A single number is required: how many lines below include the string "Allow".

Stored dataset items:
--------------------

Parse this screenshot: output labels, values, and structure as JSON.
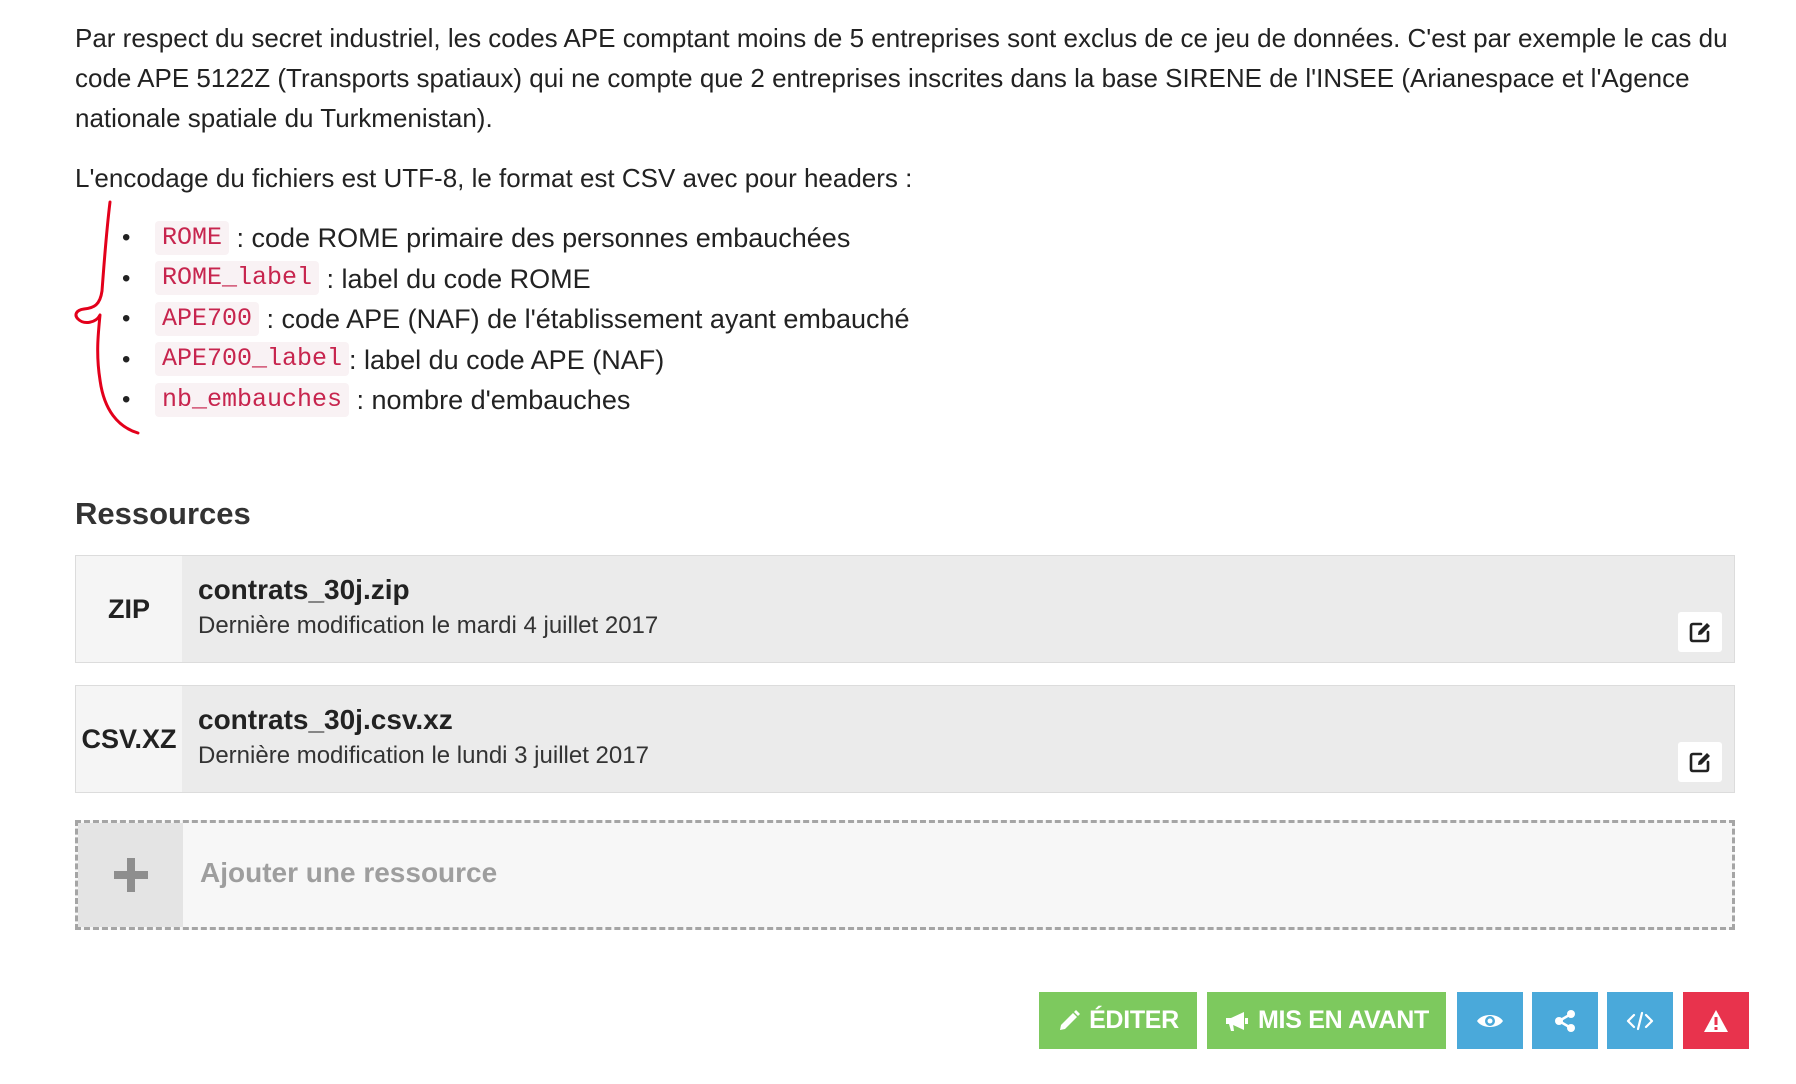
{
  "description": {
    "paragraph_1": "Par respect du secret industriel, les codes APE comptant moins de 5 entreprises sont exclus de ce jeu de données. C'est par exemple le cas du code APE 5122Z (Transports spatiaux) qui ne compte que 2 entreprises inscrites dans la base SIRENE de l'INSEE (Arianespace et l'Agence nationale spatiale du Turkmenistan).",
    "paragraph_2": "L'encodage du fichiers est UTF-8, le format est CSV avec pour headers :",
    "headers": [
      {
        "code": "ROME",
        "text": " : code ROME primaire des personnes embauchées"
      },
      {
        "code": "ROME_label",
        "text": " : label du code ROME"
      },
      {
        "code": "APE700",
        "text": " : code APE (NAF) de l'établissement ayant embauché"
      },
      {
        "code": "APE700_label",
        "text": ": label du code APE (NAF)"
      },
      {
        "code": "nb_embauches",
        "text": " : nombre d'embauches"
      }
    ],
    "bullet": "•"
  },
  "resources": {
    "title": "Ressources",
    "items": [
      {
        "format": "ZIP",
        "name": "contrats_30j.zip",
        "modified": "Dernière modification le mardi 4 juillet 2017"
      },
      {
        "format": "CSV.XZ",
        "name": "contrats_30j.csv.xz",
        "modified": "Dernière modification le lundi 3 juillet 2017"
      }
    ],
    "add_label": "Ajouter une ressource"
  },
  "actions": {
    "edit_label": "ÉDITER",
    "feature_label": "MIS EN AVANT"
  },
  "colors": {
    "green": "#7dc95e",
    "blue": "#4aa9da",
    "red": "#e8334d",
    "code_text": "#c7254e",
    "annotation": "#e3001b"
  }
}
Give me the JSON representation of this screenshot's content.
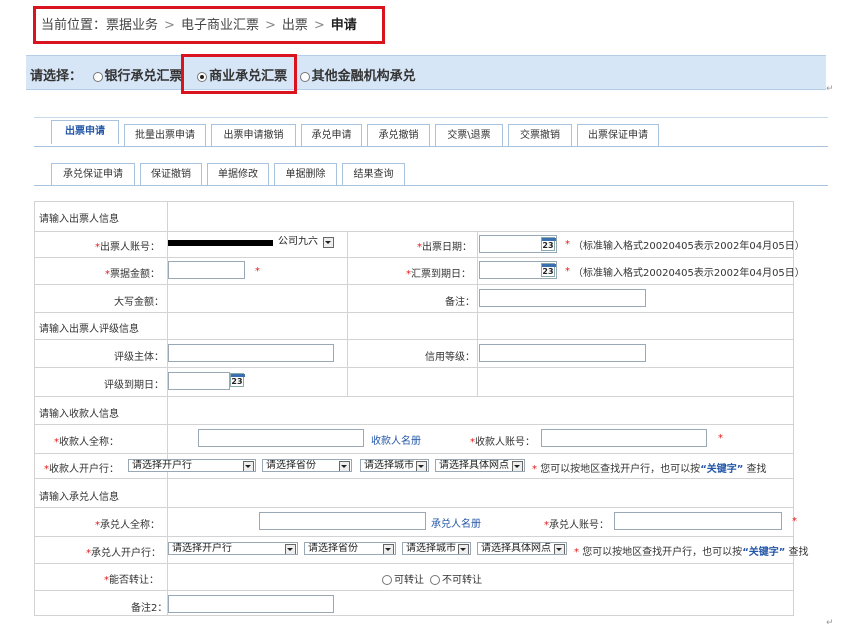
{
  "breadcrumb": {
    "prefix": "当前位置：",
    "items": [
      "票据业务",
      "电子商业汇票",
      "出票"
    ],
    "current": "申请",
    "sep": ">"
  },
  "selector": {
    "label": "请选择：",
    "options": [
      "银行承兑汇票",
      "商业承兑汇票",
      "其他金融机构承兑"
    ],
    "selected": 1
  },
  "tabs_row1": [
    "出票申请",
    "批量出票申请",
    "出票申请撤销",
    "承兑申请",
    "承兑撤销",
    "交票\\退票",
    "交票撤销",
    "出票保证申请"
  ],
  "tabs_row2": [
    "承兑保证申请",
    "保证撤销",
    "单据修改",
    "单据删除",
    "结果查询"
  ],
  "sections": {
    "drawer": "请输入出票人信息",
    "rating": "请输入出票人评级信息",
    "payee": "请输入收款人信息",
    "acceptor": "请输入承兑人信息"
  },
  "form": {
    "drawer_account_label": "出票人账号：",
    "drawer_account_value": "公司九六",
    "issue_date_label": "出票日期：",
    "date_hint": "（标准输入格式20020405表示2002年04月05日）",
    "amount_label": "票据金额：",
    "due_date_label": "汇票到期日：",
    "amount_words_label": "大写金额：",
    "remark_label": "备注：",
    "rating_subject_label": "评级主体：",
    "credit_level_label": "信用等级：",
    "rating_due_label": "评级到期日：",
    "payee_name_label": "收款人全称：",
    "payee_lookup": "收款人名册",
    "payee_account_label": "收款人账号：",
    "payee_bank_label": "收款人开户行：",
    "acceptor_name_label": "承兑人全称：",
    "acceptor_lookup": "承兑人名册",
    "acceptor_account_label": "承兑人账号：",
    "acceptor_bank_label": "承兑人开户行：",
    "transferable_label": "能否转让：",
    "transfer_yes": "可转让",
    "transfer_no": "不可转让",
    "remark2_label": "备注2：",
    "select_bank": "请选择开户行",
    "select_province": "请选择省份",
    "select_city": "请选择城市",
    "select_branch": "请选择具体网点",
    "hint_prefix": "您可以按地区查找开户行，也可以按",
    "hint_keyword": "“关键字”",
    "hint_suffix": "查找",
    "cal_day": "23",
    "required": "*"
  }
}
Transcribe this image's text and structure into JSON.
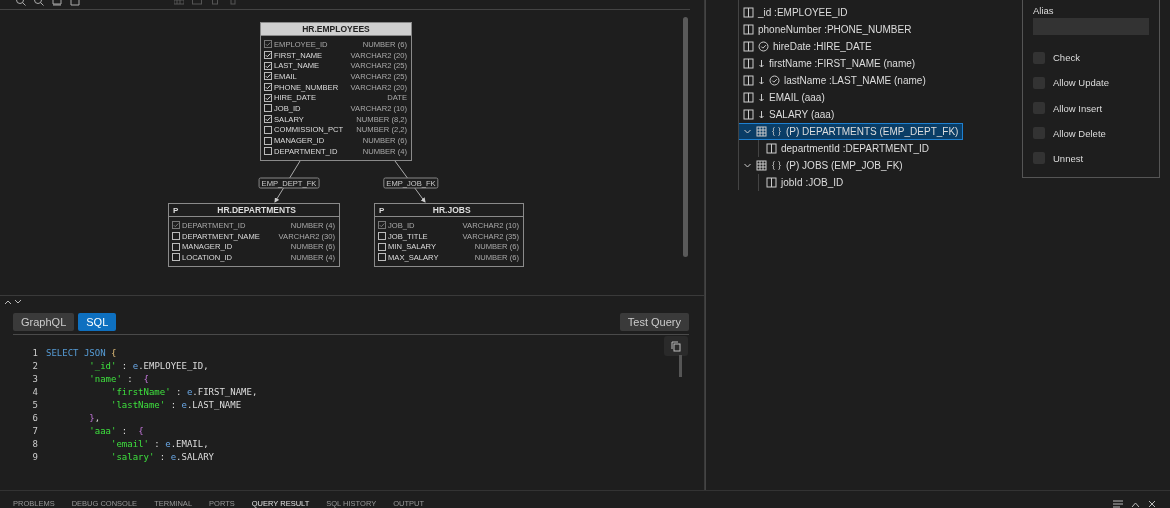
{
  "diagram": {
    "tables": [
      {
        "title": "HR.EMPLOYEES",
        "selected": true,
        "columns": [
          {
            "name": "EMPLOYEE_ID",
            "type": "NUMBER (6)",
            "checked": true,
            "disabled": true
          },
          {
            "name": "FIRST_NAME",
            "type": "VARCHAR2 (20)",
            "checked": true,
            "disabled": false
          },
          {
            "name": "LAST_NAME",
            "type": "VARCHAR2 (25)",
            "checked": true,
            "disabled": false
          },
          {
            "name": "EMAIL",
            "type": "VARCHAR2 (25)",
            "checked": true,
            "disabled": false
          },
          {
            "name": "PHONE_NUMBER",
            "type": "VARCHAR2 (20)",
            "checked": true,
            "disabled": false
          },
          {
            "name": "HIRE_DATE",
            "type": "DATE",
            "checked": true,
            "disabled": false
          },
          {
            "name": "JOB_ID",
            "type": "VARCHAR2 (10)",
            "checked": false,
            "disabled": false
          },
          {
            "name": "SALARY",
            "type": "NUMBER (8,2)",
            "checked": true,
            "disabled": false
          },
          {
            "name": "COMMISSION_PCT",
            "type": "NUMBER (2,2)",
            "checked": false,
            "disabled": false
          },
          {
            "name": "MANAGER_ID",
            "type": "NUMBER (6)",
            "checked": false,
            "disabled": false
          },
          {
            "name": "DEPARTMENT_ID",
            "type": "NUMBER (4)",
            "checked": false,
            "disabled": false
          }
        ]
      },
      {
        "title": "HR.DEPARTMENTS",
        "badge": "P",
        "selected": false,
        "columns": [
          {
            "name": "DEPARTMENT_ID",
            "type": "NUMBER (4)",
            "checked": true,
            "disabled": true
          },
          {
            "name": "DEPARTMENT_NAME",
            "type": "VARCHAR2 (30)",
            "checked": false,
            "disabled": false
          },
          {
            "name": "MANAGER_ID",
            "type": "NUMBER (6)",
            "checked": false,
            "disabled": false
          },
          {
            "name": "LOCATION_ID",
            "type": "NUMBER (4)",
            "checked": false,
            "disabled": false
          }
        ]
      },
      {
        "title": "HR.JOBS",
        "badge": "P",
        "selected": false,
        "columns": [
          {
            "name": "JOB_ID",
            "type": "VARCHAR2 (10)",
            "checked": true,
            "disabled": true
          },
          {
            "name": "JOB_TITLE",
            "type": "VARCHAR2 (35)",
            "checked": false,
            "disabled": false
          },
          {
            "name": "MIN_SALARY",
            "type": "NUMBER (6)",
            "checked": false,
            "disabled": false
          },
          {
            "name": "MAX_SALARY",
            "type": "NUMBER (6)",
            "checked": false,
            "disabled": false
          }
        ]
      }
    ],
    "relations": [
      {
        "label": "EMP_DEPT_FK"
      },
      {
        "label": "EMP_JOB_FK"
      }
    ]
  },
  "query": {
    "tabs": [
      {
        "label": "GraphQL",
        "selected": false
      },
      {
        "label": "SQL",
        "selected": true
      }
    ],
    "test_button": "Test Query",
    "lines": [
      {
        "number": "1",
        "tokens": [
          {
            "kind": "keyword",
            "text": "SELECT JSON "
          },
          {
            "kind": "brace",
            "text": "{"
          }
        ]
      },
      {
        "number": "2",
        "tokens": [
          {
            "kind": "string",
            "text": "        '_id'"
          },
          {
            "kind": "plain",
            "text": " : "
          },
          {
            "kind": "alias",
            "text": "e"
          },
          {
            "kind": "plain",
            "text": ".EMPLOYEE_ID,"
          }
        ]
      },
      {
        "number": "3",
        "tokens": [
          {
            "kind": "string",
            "text": "        'name'"
          },
          {
            "kind": "plain",
            "text": " :  "
          },
          {
            "kind": "brace2",
            "text": "{"
          }
        ]
      },
      {
        "number": "4",
        "tokens": [
          {
            "kind": "string",
            "text": "            'firstName'"
          },
          {
            "kind": "plain",
            "text": " : "
          },
          {
            "kind": "alias",
            "text": "e"
          },
          {
            "kind": "plain",
            "text": ".FIRST_NAME,"
          }
        ]
      },
      {
        "number": "5",
        "tokens": [
          {
            "kind": "string",
            "text": "            'lastName'"
          },
          {
            "kind": "plain",
            "text": " : "
          },
          {
            "kind": "alias",
            "text": "e"
          },
          {
            "kind": "plain",
            "text": ".LAST_NAME"
          }
        ]
      },
      {
        "number": "6",
        "tokens": [
          {
            "kind": "brace2",
            "text": "        }"
          },
          {
            "kind": "plain",
            "text": ","
          }
        ]
      },
      {
        "number": "7",
        "tokens": [
          {
            "kind": "string",
            "text": "        'aaa'"
          },
          {
            "kind": "plain",
            "text": " :  "
          },
          {
            "kind": "brace2",
            "text": "{"
          }
        ]
      },
      {
        "number": "8",
        "tokens": [
          {
            "kind": "string",
            "text": "            'email'"
          },
          {
            "kind": "plain",
            "text": " : "
          },
          {
            "kind": "alias",
            "text": "e"
          },
          {
            "kind": "plain",
            "text": ".EMAIL,"
          }
        ]
      },
      {
        "number": "9",
        "tokens": [
          {
            "kind": "string",
            "text": "            'salary'"
          },
          {
            "kind": "plain",
            "text": " : "
          },
          {
            "kind": "alias",
            "text": "e"
          },
          {
            "kind": "plain",
            "text": ".SALARY"
          }
        ]
      }
    ]
  },
  "tree": {
    "items": [
      {
        "kind": "column",
        "label": "_id :EMPLOYEE_ID",
        "arrow": false,
        "verified": false,
        "selected": false
      },
      {
        "kind": "column",
        "label": "phoneNumber :PHONE_NUMBER",
        "arrow": false,
        "verified": false,
        "selected": false
      },
      {
        "kind": "column",
        "label": "hireDate :HIRE_DATE",
        "arrow": false,
        "verified": true,
        "selected": false
      },
      {
        "kind": "column",
        "label": "firstName :FIRST_NAME (name)",
        "arrow": true,
        "verified": false,
        "selected": false
      },
      {
        "kind": "column",
        "label": "lastName :LAST_NAME (name)",
        "arrow": true,
        "verified": true,
        "selected": false
      },
      {
        "kind": "column",
        "label": "EMAIL (aaa)",
        "arrow": true,
        "verified": false,
        "selected": false
      },
      {
        "kind": "column",
        "label": "SALARY (aaa)",
        "arrow": true,
        "verified": false,
        "selected": false
      },
      {
        "kind": "table",
        "label": "(P) DEPARTMENTS (EMP_DEPT_FK)",
        "expanded": true,
        "selected": true,
        "children": [
          {
            "kind": "column",
            "label": "departmentId :DEPARTMENT_ID",
            "arrow": false,
            "verified": false,
            "selected": false
          }
        ]
      },
      {
        "kind": "table",
        "label": "(P) JOBS (EMP_JOB_FK)",
        "expanded": true,
        "selected": false,
        "children": [
          {
            "kind": "column",
            "label": "jobId :JOB_ID",
            "arrow": false,
            "verified": false,
            "selected": false
          }
        ]
      }
    ]
  },
  "properties": {
    "alias_label": "Alias",
    "options": [
      {
        "label": "Check",
        "checked": false
      },
      {
        "label": "Allow Update",
        "checked": false
      },
      {
        "label": "Allow Insert",
        "checked": false
      },
      {
        "label": "Allow Delete",
        "checked": false
      },
      {
        "label": "Unnest",
        "checked": false
      }
    ]
  },
  "bottom_tabs": [
    {
      "label": "PROBLEMS",
      "selected": false
    },
    {
      "label": "DEBUG CONSOLE",
      "selected": false
    },
    {
      "label": "TERMINAL",
      "selected": false
    },
    {
      "label": "PORTS",
      "selected": false
    },
    {
      "label": "QUERY RESULT",
      "selected": true
    },
    {
      "label": "SQL HISTORY",
      "selected": false
    },
    {
      "label": "OUTPUT",
      "selected": false
    }
  ]
}
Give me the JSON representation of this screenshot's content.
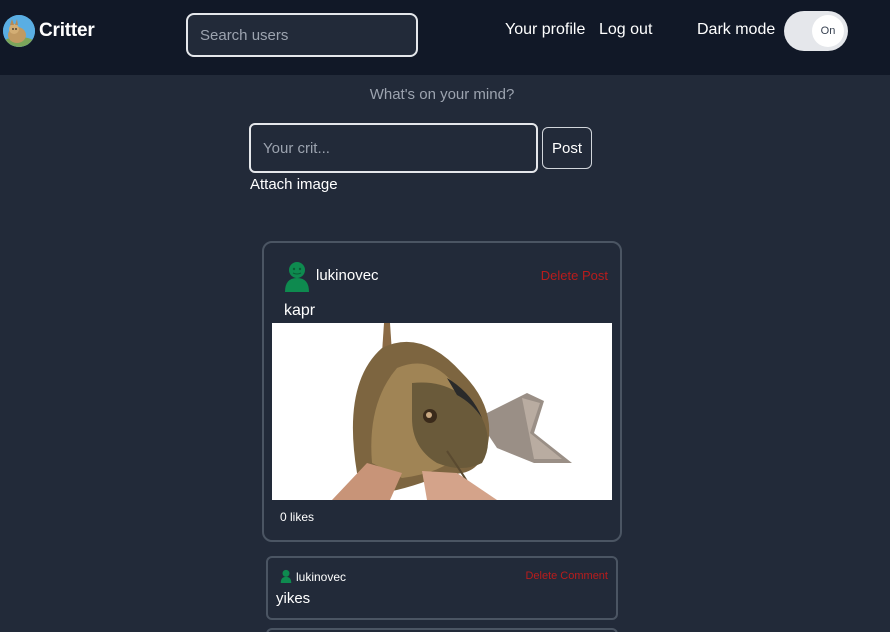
{
  "app": {
    "brand_name": "Critter",
    "logo_icon": "critter-logo-icon"
  },
  "navbar": {
    "search_placeholder": "Search users",
    "profile_link": "Your profile",
    "logout_link": "Log out",
    "dark_mode_label": "Dark mode",
    "dark_mode_toggle": "On"
  },
  "composer": {
    "prompt": "What's on your mind?",
    "input_placeholder": "Your crit...",
    "post_button": "Post",
    "attach_image": "Attach image"
  },
  "post": {
    "username": "lukinovec",
    "avatar_icon": "user-avatar-icon",
    "delete_label": "Delete Post",
    "text": "kapr",
    "image": "carp-fish-photo",
    "likes": "0 likes"
  },
  "comment": {
    "username": "lukinovec",
    "delete_label": "Delete Comment",
    "text": "yikes"
  },
  "colors": {
    "background": "#222a39",
    "navbar": "#111827",
    "border": "#4b5563",
    "delete": "#b91c1c",
    "avatar": "#0e8a4f"
  }
}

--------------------

* _Answer space_: 3